Excerpts from an interface dataset:
============================================================
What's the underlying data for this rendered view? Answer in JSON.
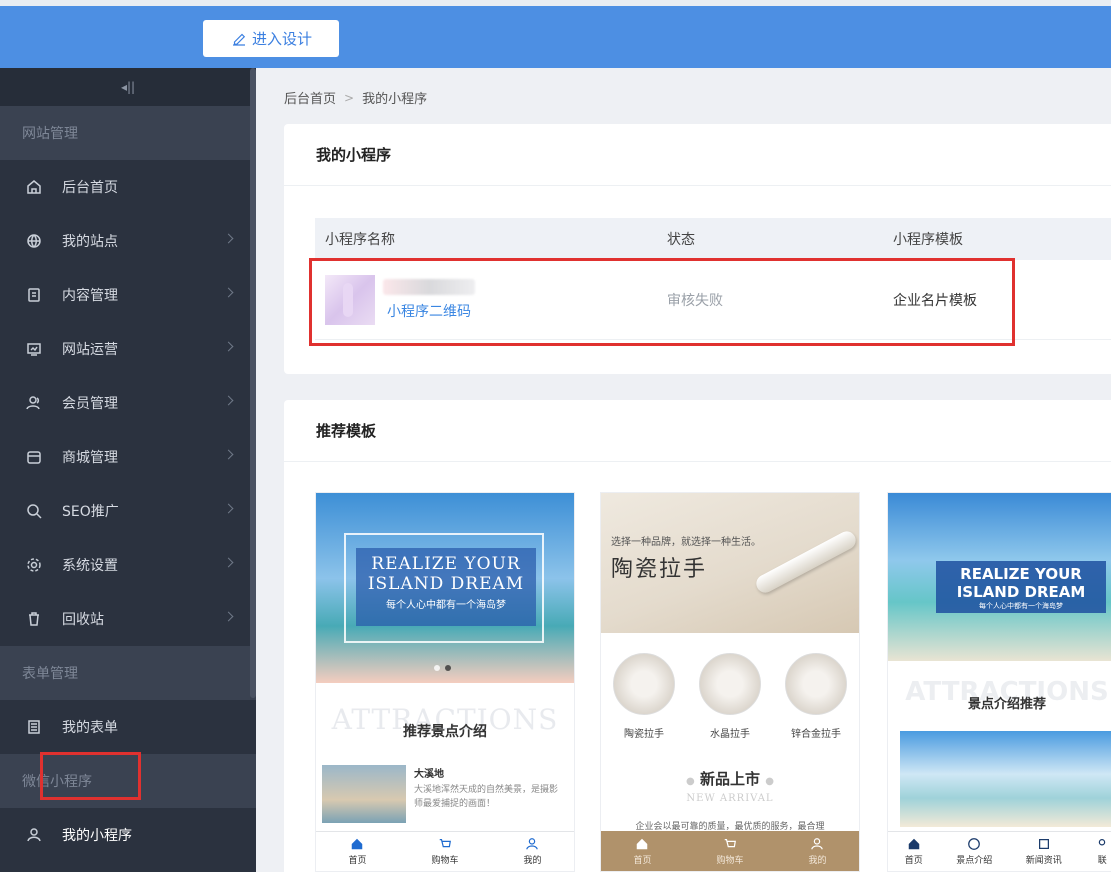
{
  "topbar": {
    "design_label": "进入设计"
  },
  "sidebar": {
    "collapse_label": "◂||",
    "groups": [
      {
        "label": "网站管理"
      },
      {
        "label": "表单管理"
      },
      {
        "label": "微信小程序"
      }
    ],
    "items": [
      {
        "label": "后台首页",
        "icon": "home-icon"
      },
      {
        "label": "我的站点",
        "icon": "globe-icon"
      },
      {
        "label": "内容管理",
        "icon": "document-icon"
      },
      {
        "label": "网站运营",
        "icon": "monitor-icon"
      },
      {
        "label": "会员管理",
        "icon": "user-group-icon"
      },
      {
        "label": "商城管理",
        "icon": "shop-icon"
      },
      {
        "label": "SEO推广",
        "icon": "search-icon"
      },
      {
        "label": "系统设置",
        "icon": "gear-icon"
      },
      {
        "label": "回收站",
        "icon": "trash-icon"
      },
      {
        "label": "我的表单",
        "icon": "form-icon"
      },
      {
        "label": "我的小程序",
        "icon": "user-icon"
      }
    ]
  },
  "breadcrumb": {
    "home": "后台首页",
    "sep": ">",
    "current": "我的小程序"
  },
  "mini": {
    "title": "我的小程序",
    "columns": [
      "小程序名称",
      "状态",
      "小程序模板"
    ],
    "row": {
      "qr_link": "小程序二维码",
      "status": "审核失败",
      "template": "企业名片模板"
    }
  },
  "recommend": {
    "title": "推荐模板",
    "t1": {
      "line1": "REALIZE YOUR",
      "line2": "ISLAND DREAM",
      "line3": "每个人心中都有一个海岛梦",
      "bg_word": "ATTRACTIONS",
      "heading": "推荐景点介绍",
      "spot_name": "大溪地",
      "spot_desc": "大溪地浑然天成的自然美景，是摄影师最爱捕捉的画面！",
      "tabs": [
        "首页",
        "购物车",
        "我的"
      ]
    },
    "t2": {
      "tagline": "选择一种品牌，就选择一种生活。",
      "headline": "陶瓷拉手",
      "products": [
        "陶瓷拉手",
        "水晶拉手",
        "锌合金拉手"
      ],
      "new_title": "新品上市",
      "new_sub": "NEW ARRIVAL",
      "new_text": "企业会以最可靠的质量，最优质的服务，最合理",
      "tabs": [
        "首页",
        "购物车",
        "我的"
      ]
    },
    "t3": {
      "line1": "REALIZE YOUR",
      "line2": "ISLAND DREAM",
      "line3": "每个人心中都有一个海岛梦",
      "bg_word": "ATTRACTIONS",
      "heading": "景点介绍推荐",
      "tabs": [
        "首页",
        "景点介绍",
        "新闻资讯",
        "联"
      ]
    }
  },
  "colors": {
    "accent": "#4d8fe3",
    "sidebar": "#2b323f",
    "highlight_box": "#e0312f",
    "link": "#3a86e2"
  }
}
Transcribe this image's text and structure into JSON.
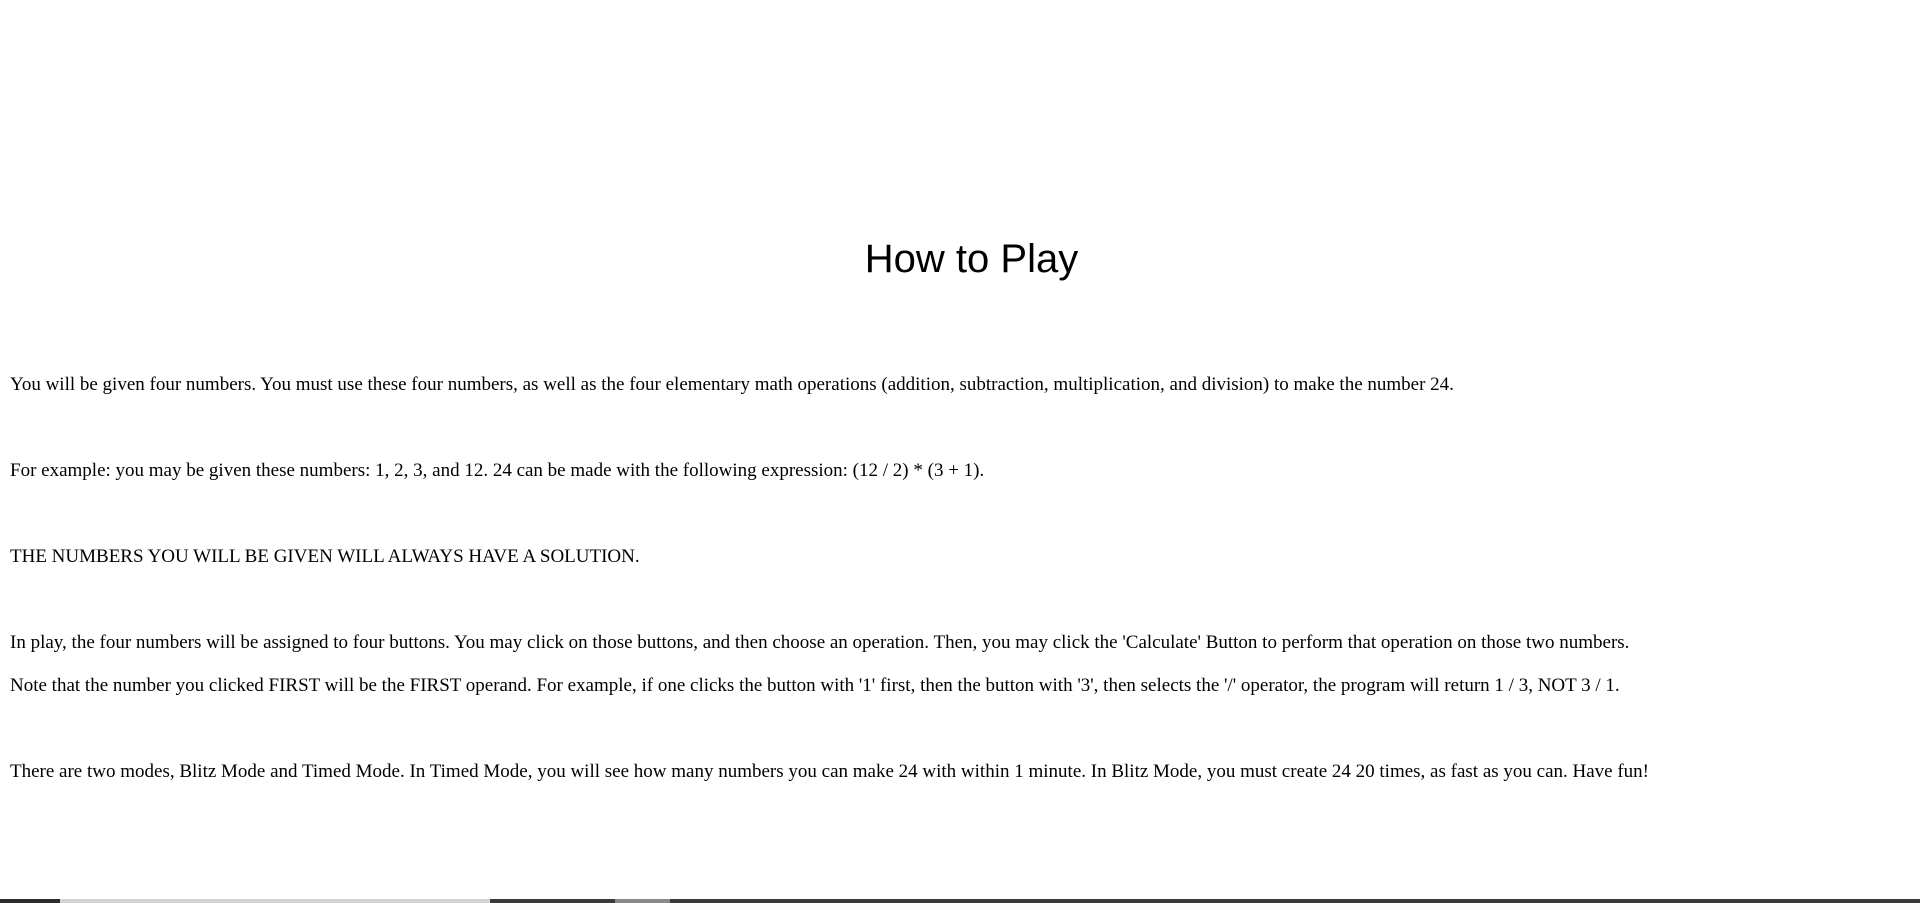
{
  "title": "How to Play",
  "paragraphs": {
    "intro": "You will be given four numbers. You must use these four numbers, as well as the four elementary math operations (addition, subtraction, multiplication, and division) to make the number 24.",
    "example": "For example: you may be given these numbers: 1, 2, 3, and 12. 24 can be made with the following expression: (12 / 2) * (3 + 1).",
    "solution_note": "THE NUMBERS YOU WILL BE GIVEN WILL ALWAYS HAVE A SOLUTION.",
    "play_line1": "In play, the four numbers will be assigned to four buttons. You may click on those buttons, and then choose an operation. Then, you may click the 'Calculate' Button to perform that operation on those two numbers.",
    "play_line2": "Note that the number you clicked FIRST will be the FIRST operand. For example, if one clicks the button with '1' first, then the button with '3', then selects the '/' operator, the program will return 1 / 3, NOT 3 / 1.",
    "modes": "There are two modes, Blitz Mode and Timed Mode. In Timed Mode, you will see how many numbers you can make 24 with within 1 minute. In Blitz Mode, you must create 24 20 times, as fast as you can. Have fun!"
  },
  "colors": {
    "background": "#ffffff",
    "text": "#000000"
  }
}
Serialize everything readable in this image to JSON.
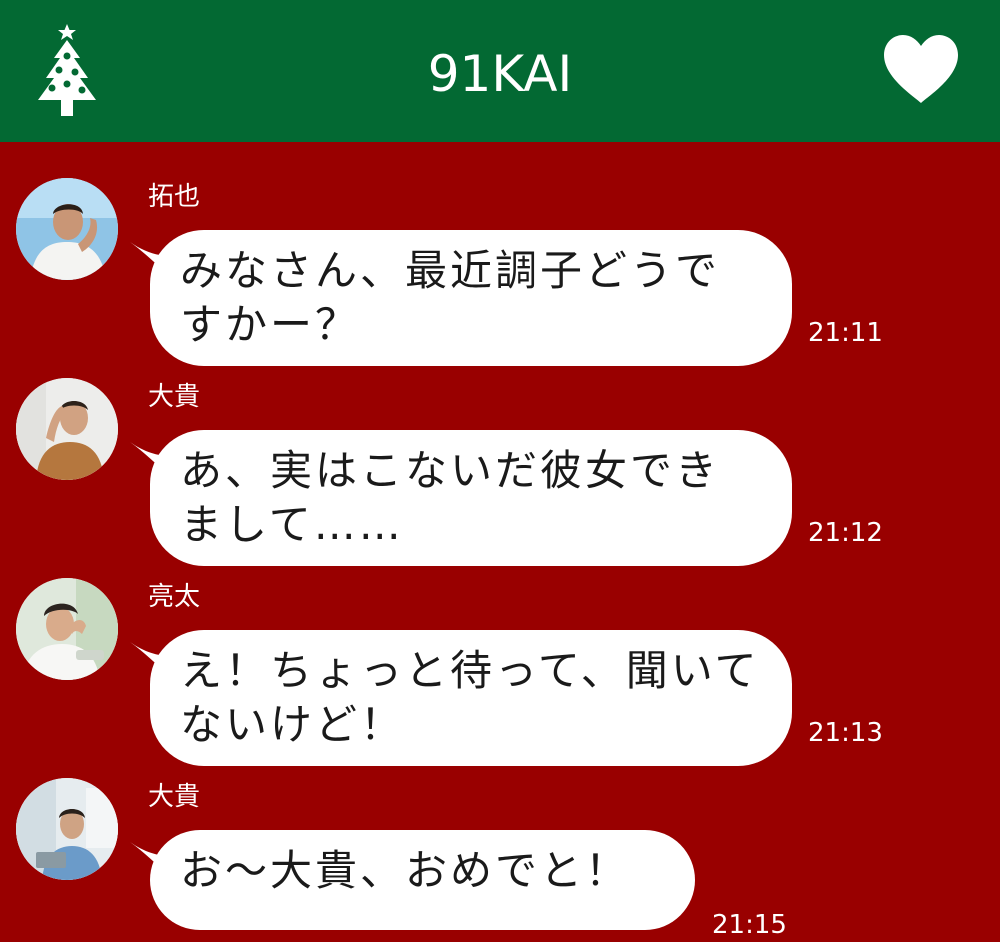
{
  "header": {
    "title": "91KAI",
    "left_icon": "christmas-tree-icon",
    "right_icon": "heart-icon",
    "background_color": "#036933"
  },
  "chat": {
    "background_color": "#990000",
    "messages": [
      {
        "sender": "拓也",
        "text": "みなさん、最近調子どうですかー？",
        "time": "21:11"
      },
      {
        "sender": "大貴",
        "text": "あ、実はこないだ彼女できまして……",
        "time": "21:12"
      },
      {
        "sender": "亮太",
        "text": "え！ちょっと待って、聞いてないけど！",
        "time": "21:13"
      },
      {
        "sender": "大貴",
        "text": "お～大貴、おめでと！",
        "time": "21:15"
      }
    ]
  }
}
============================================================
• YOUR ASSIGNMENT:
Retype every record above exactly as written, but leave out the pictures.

• SOLUTION FOR THIS TASK:
What's the underlying data for this rendered view? Answer in JSON.
{
  "topbar": {
    "design_label": "进入设计"
  },
  "sidebar": {
    "collapse_label": "◂||",
    "groups": [
      {
        "label": "网站管理"
      },
      {
        "label": "表单管理"
      },
      {
        "label": "微信小程序"
      }
    ],
    "items": [
      {
        "label": "后台首页",
        "icon": "home-icon"
      },
      {
        "label": "我的站点",
        "icon": "globe-icon"
      },
      {
        "label": "内容管理",
        "icon": "document-icon"
      },
      {
        "label": "网站运营",
        "icon": "monitor-icon"
      },
      {
        "label": "会员管理",
        "icon": "user-group-icon"
      },
      {
        "label": "商城管理",
        "icon": "shop-icon"
      },
      {
        "label": "SEO推广",
        "icon": "search-icon"
      },
      {
        "label": "系统设置",
        "icon": "gear-icon"
      },
      {
        "label": "回收站",
        "icon": "trash-icon"
      },
      {
        "label": "我的表单",
        "icon": "form-icon"
      },
      {
        "label": "我的小程序",
        "icon": "user-icon"
      }
    ]
  },
  "breadcrumb": {
    "home": "后台首页",
    "sep": ">",
    "current": "我的小程序"
  },
  "mini": {
    "title": "我的小程序",
    "columns": [
      "小程序名称",
      "状态",
      "小程序模板"
    ],
    "row": {
      "qr_link": "小程序二维码",
      "status": "审核失败",
      "template": "企业名片模板"
    }
  },
  "recommend": {
    "title": "推荐模板",
    "t1": {
      "line1": "REALIZE YOUR",
      "line2": "ISLAND DREAM",
      "line3": "每个人心中都有一个海岛梦",
      "bg_word": "ATTRACTIONS",
      "heading": "推荐景点介绍",
      "spot_name": "大溪地",
      "spot_desc": "大溪地浑然天成的自然美景，是摄影师最爱捕捉的画面！",
      "tabs": [
        "首页",
        "购物车",
        "我的"
      ]
    },
    "t2": {
      "tagline": "选择一种品牌，就选择一种生活。",
      "headline": "陶瓷拉手",
      "products": [
        "陶瓷拉手",
        "水晶拉手",
        "锌合金拉手"
      ],
      "new_title": "新品上市",
      "new_sub": "NEW ARRIVAL",
      "new_text": "企业会以最可靠的质量，最优质的服务，最合理",
      "tabs": [
        "首页",
        "购物车",
        "我的"
      ]
    },
    "t3": {
      "line1": "REALIZE YOUR",
      "line2": "ISLAND DREAM",
      "line3": "每个人心中都有一个海岛梦",
      "bg_word": "ATTRACTIONS",
      "heading": "景点介绍推荐",
      "tabs": [
        "首页",
        "景点介绍",
        "新闻资讯",
        "联"
      ]
    }
  },
  "colors": {
    "accent": "#4d8fe3",
    "sidebar": "#2b323f",
    "highlight_box": "#e0312f",
    "link": "#3a86e2"
  }
}
Transcribe this image's text and structure into JSON.
{
  "title": "How to Play",
  "paragraphs": {
    "intro": "You will be given four numbers. You must use these four numbers, as well as the four elementary math operations (addition, subtraction, multiplication, and division) to make the number 24.",
    "example": "For example: you may be given these numbers: 1, 2, 3, and 12. 24 can be made with the following expression: (12 / 2) * (3 + 1).",
    "solution_note": "THE NUMBERS YOU WILL BE GIVEN WILL ALWAYS HAVE A SOLUTION.",
    "play_line1": "In play, the four numbers will be assigned to four buttons. You may click on those buttons, and then choose an operation. Then, you may click the 'Calculate' Button to perform that operation on those two numbers.",
    "play_line2": "Note that the number you clicked FIRST will be the FIRST operand. For example, if one clicks the button with '1' first, then the button with '3', then selects the '/' operator, the program will return 1 / 3, NOT 3 / 1.",
    "modes": "There are two modes, Blitz Mode and Timed Mode. In Timed Mode, you will see how many numbers you can make 24 with within 1 minute. In Blitz Mode, you must create 24 20 times, as fast as you can. Have fun!"
  },
  "colors": {
    "background": "#ffffff",
    "text": "#000000"
  }
}
Serialize everything readable in this image to JSON.
{
  "header": {
    "title": "91KAI",
    "left_icon": "christmas-tree-icon",
    "right_icon": "heart-icon",
    "background_color": "#036933"
  },
  "chat": {
    "background_color": "#990000",
    "messages": [
      {
        "sender": "拓也",
        "text": "みなさん、最近調子どうですかー？",
        "time": "21:11"
      },
      {
        "sender": "大貴",
        "text": "あ、実はこないだ彼女できまして……",
        "time": "21:12"
      },
      {
        "sender": "亮太",
        "text": "え！ちょっと待って、聞いてないけど！",
        "time": "21:13"
      },
      {
        "sender": "大貴",
        "text": "お～大貴、おめでと！",
        "time": "21:15"
      }
    ]
  }
}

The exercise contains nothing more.